#### What you have to do:
Every line from the one with "What's the underlying" through the end of the entries below should be written out exactly; the pictures should not.

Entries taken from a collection
╔══
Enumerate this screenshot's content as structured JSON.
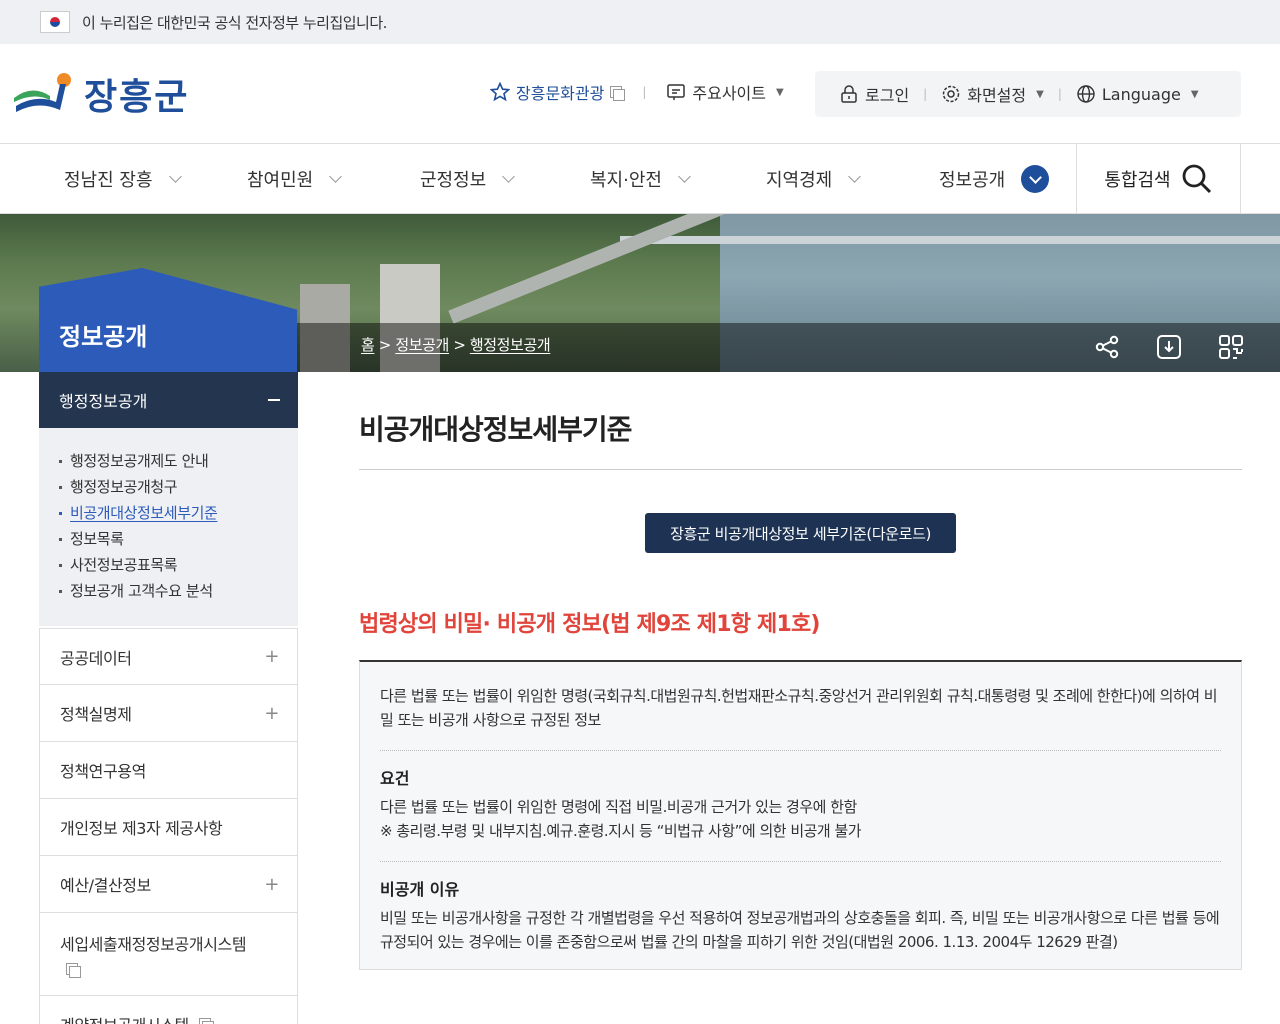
{
  "gov_banner": {
    "text": "이 누리집은 대한민국 공식 전자정부 누리집입니다."
  },
  "logo": {
    "text": "장흥군"
  },
  "util": {
    "culture": "장흥문화관광",
    "sites": "주요사이트",
    "login": "로그인",
    "screen": "화면설정",
    "language": "Language"
  },
  "gnb": {
    "items": [
      "정남진 장흥",
      "참여민원",
      "군정정보",
      "복지·안전",
      "지역경제",
      "정보공개"
    ],
    "search": "통합검색"
  },
  "side_title": "정보공개",
  "breadcrumb": {
    "home": "홈",
    "level1": "정보공개",
    "level2": "행정정보공개",
    "sep": ">"
  },
  "lnb": {
    "active": "행정정보공개",
    "sub": [
      "행정정보공개제도 안내",
      "행정정보공개청구",
      "비공개대상정보세부기준",
      "정보목록",
      "사전정보공표목록",
      "정보공개 고객수요 분석"
    ],
    "items": [
      "공공데이터",
      "정책실명제",
      "정책연구용역",
      "개인정보 제3자 제공사항",
      "예산/결산정보",
      "세입세출재정정보공개시스템",
      "계약정보공개시스템"
    ]
  },
  "content": {
    "title": "비공개대상정보세부기준",
    "download": "장흥군 비공개대상정보 세부기준(다운로드)",
    "section": "법령상의 비밀· 비공개 정보(법 제9조 제1항 제1호)",
    "desc": "다른 법률 또는 법률이 위임한 명령(국회규칙.대법원규칙.헌법재판소규칙.중앙선거 관리위원회 규칙.대통령령 및 조례에 한한다)에 의하여 비밀 또는 비공개 사항으로 규정된 정보",
    "req_title": "요건",
    "req_line1": "다른 법률 또는 법률이 위임한 명령에 직접 비밀.비공개 근거가 있는 경우에 한함",
    "req_line2": "※ 총리령.부령 및 내부지침.예규.훈령.지시 등 “비법규 사항”에 의한 비공개 불가",
    "reason_title": "비공개 이유",
    "reason_text": "비밀 또는 비공개사항을 규정한 각 개별법령을 우선 적용하여 정보공개법과의 상호충돌을 회피. 즉, 비밀 또는 비공개사항으로 다른 법률 등에 규정되어 있는 경우에는 이를 존중함으로써 법률 간의 마찰을 피하기 위한 것임(대법원 2006. 1.13. 2004두 12629 판결)"
  },
  "colors": {
    "primary": "#1f4e9a",
    "accent_red": "#e0443a",
    "navy": "#243550"
  }
}
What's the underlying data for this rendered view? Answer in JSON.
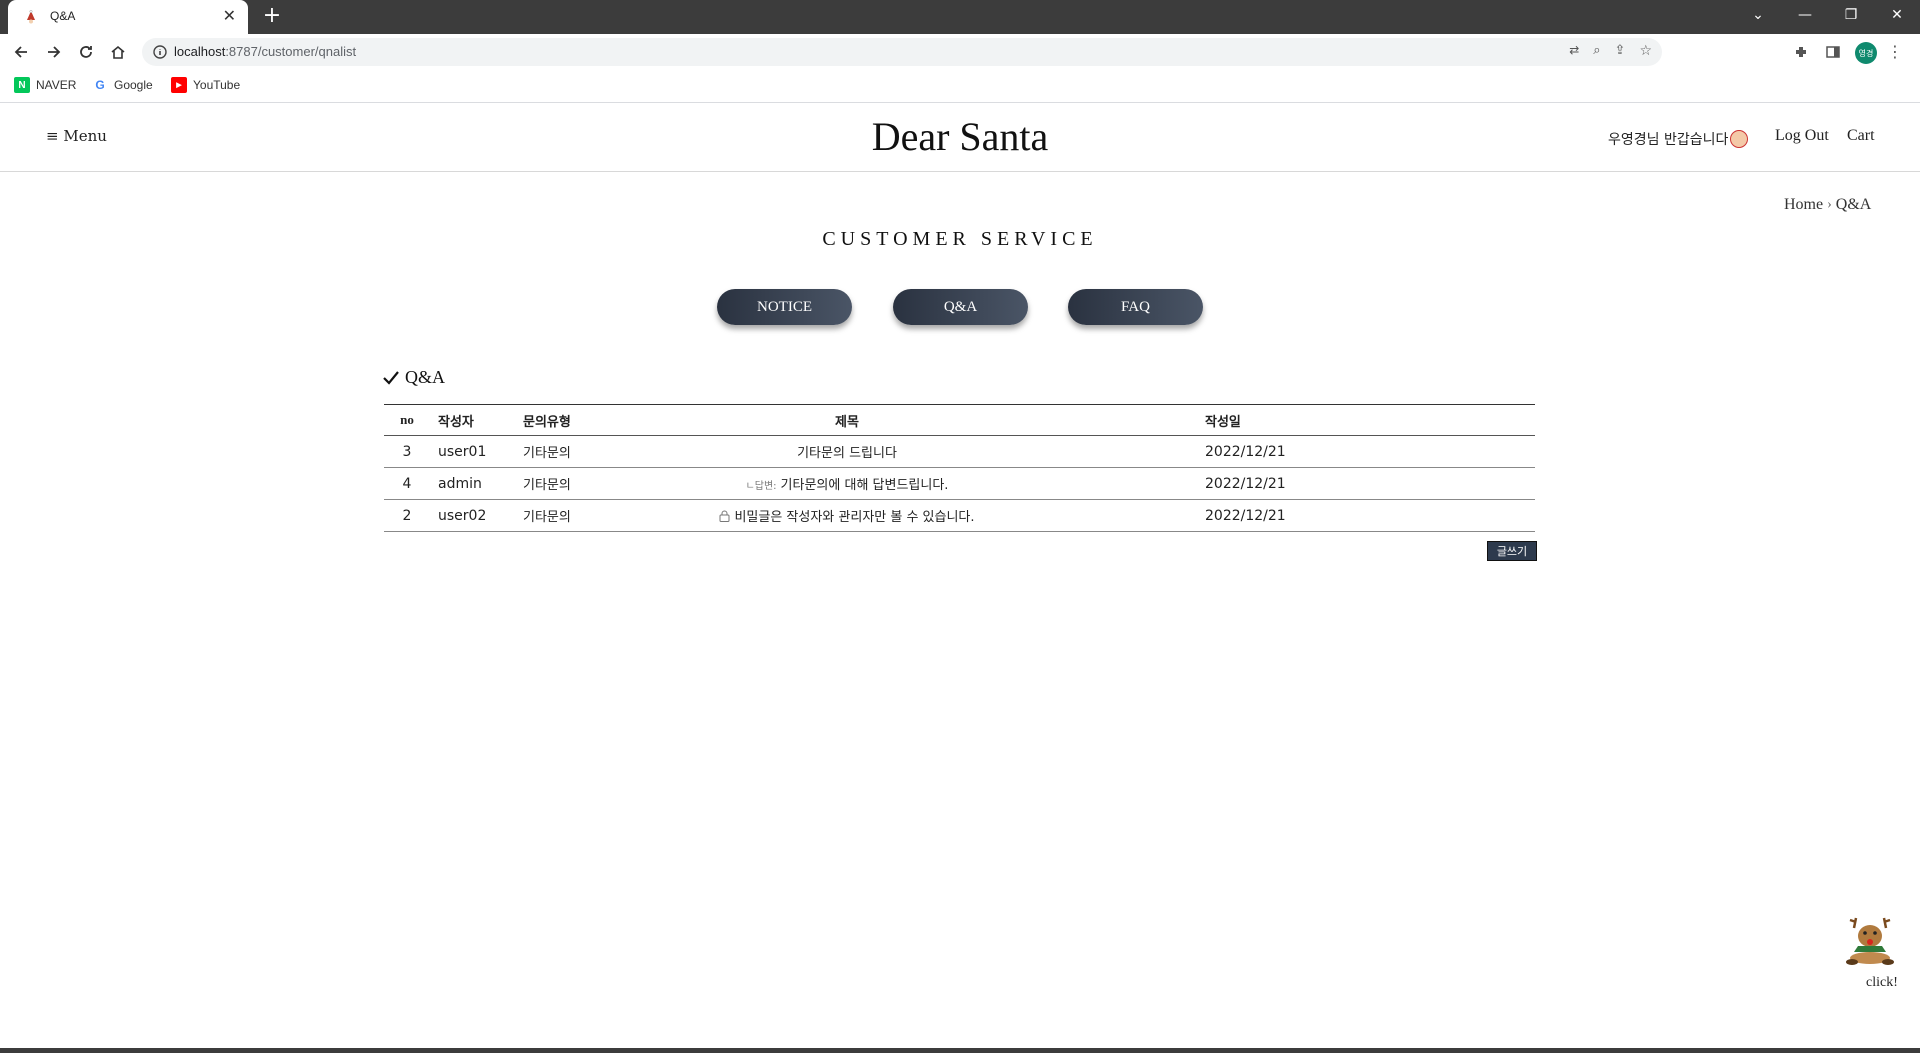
{
  "browser": {
    "tab_title": "Q&A",
    "url_host": "localhost",
    "url_path": ":8787/customer/qnalist",
    "bookmarks": [
      {
        "label": "NAVER",
        "icon": "naver-icon",
        "color": "#03c75a"
      },
      {
        "label": "Google",
        "icon": "google-icon",
        "color": "#4285f4"
      },
      {
        "label": "YouTube",
        "icon": "youtube-icon",
        "color": "#ff0000"
      }
    ],
    "profile_initials": "영경"
  },
  "header": {
    "menu_label": "≡ Menu",
    "brand": "Dear Santa",
    "greeting": "우영경님 반갑습니다",
    "logout_label": "Log Out",
    "cart_label": "Cart"
  },
  "breadcrumb": {
    "home": "Home",
    "current": "Q&A"
  },
  "page_title": "CUSTOMER SERVICE",
  "tabs": [
    "NOTICE",
    "Q&A",
    "FAQ"
  ],
  "section_title": "Q&A",
  "table": {
    "headers": [
      "no",
      "작성자",
      "문의유형",
      "제목",
      "작성일"
    ],
    "rows": [
      {
        "no": "3",
        "writer": "user01",
        "type": "기타문의",
        "title": "기타문의 드립니다",
        "date": "2022/12/21"
      },
      {
        "no": "4",
        "writer": "admin",
        "type": "기타문의",
        "reply_tag": "ㄴ답변:",
        "title": "기타문의에 대해 답변드립니다.",
        "date": "2022/12/21"
      },
      {
        "no": "2",
        "writer": "user02",
        "type": "기타문의",
        "title": "비밀글은 작성자와 관리자만 볼 수 있습니다.",
        "date": "2022/12/21"
      }
    ]
  },
  "write_button": "글쓰기",
  "deco_label": "click!",
  "colors": {
    "pill_dark": "#2a3240",
    "pill_light": "#4a5566",
    "write_btn": "#2d3a4d"
  }
}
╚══
#### Task solution:
What's the underlying data for this rendered view? Answer in JSON.
{
  "browser": {
    "tab_title": "Q&A",
    "url_host": "localhost",
    "url_path": ":8787/customer/qnalist",
    "bookmarks": [
      {
        "label": "NAVER",
        "icon": "naver-icon",
        "color": "#03c75a"
      },
      {
        "label": "Google",
        "icon": "google-icon",
        "color": "#4285f4"
      },
      {
        "label": "YouTube",
        "icon": "youtube-icon",
        "color": "#ff0000"
      }
    ],
    "profile_initials": "영경"
  },
  "header": {
    "menu_label": "≡ Menu",
    "brand": "Dear Santa",
    "greeting": "우영경님 반갑습니다",
    "logout_label": "Log Out",
    "cart_label": "Cart"
  },
  "breadcrumb": {
    "home": "Home",
    "current": "Q&A"
  },
  "page_title": "CUSTOMER SERVICE",
  "tabs": [
    "NOTICE",
    "Q&A",
    "FAQ"
  ],
  "section_title": "Q&A",
  "table": {
    "headers": [
      "no",
      "작성자",
      "문의유형",
      "제목",
      "작성일"
    ],
    "rows": [
      {
        "no": "3",
        "writer": "user01",
        "type": "기타문의",
        "title": "기타문의 드립니다",
        "date": "2022/12/21"
      },
      {
        "no": "4",
        "writer": "admin",
        "type": "기타문의",
        "reply_tag": "ㄴ답변:",
        "title": "기타문의에 대해 답변드립니다.",
        "date": "2022/12/21"
      },
      {
        "no": "2",
        "writer": "user02",
        "type": "기타문의",
        "title": "비밀글은 작성자와 관리자만 볼 수 있습니다.",
        "date": "2022/12/21"
      }
    ]
  },
  "write_button": "글쓰기",
  "deco_label": "click!",
  "colors": {
    "pill_dark": "#2a3240",
    "pill_light": "#4a5566",
    "write_btn": "#2d3a4d"
  }
}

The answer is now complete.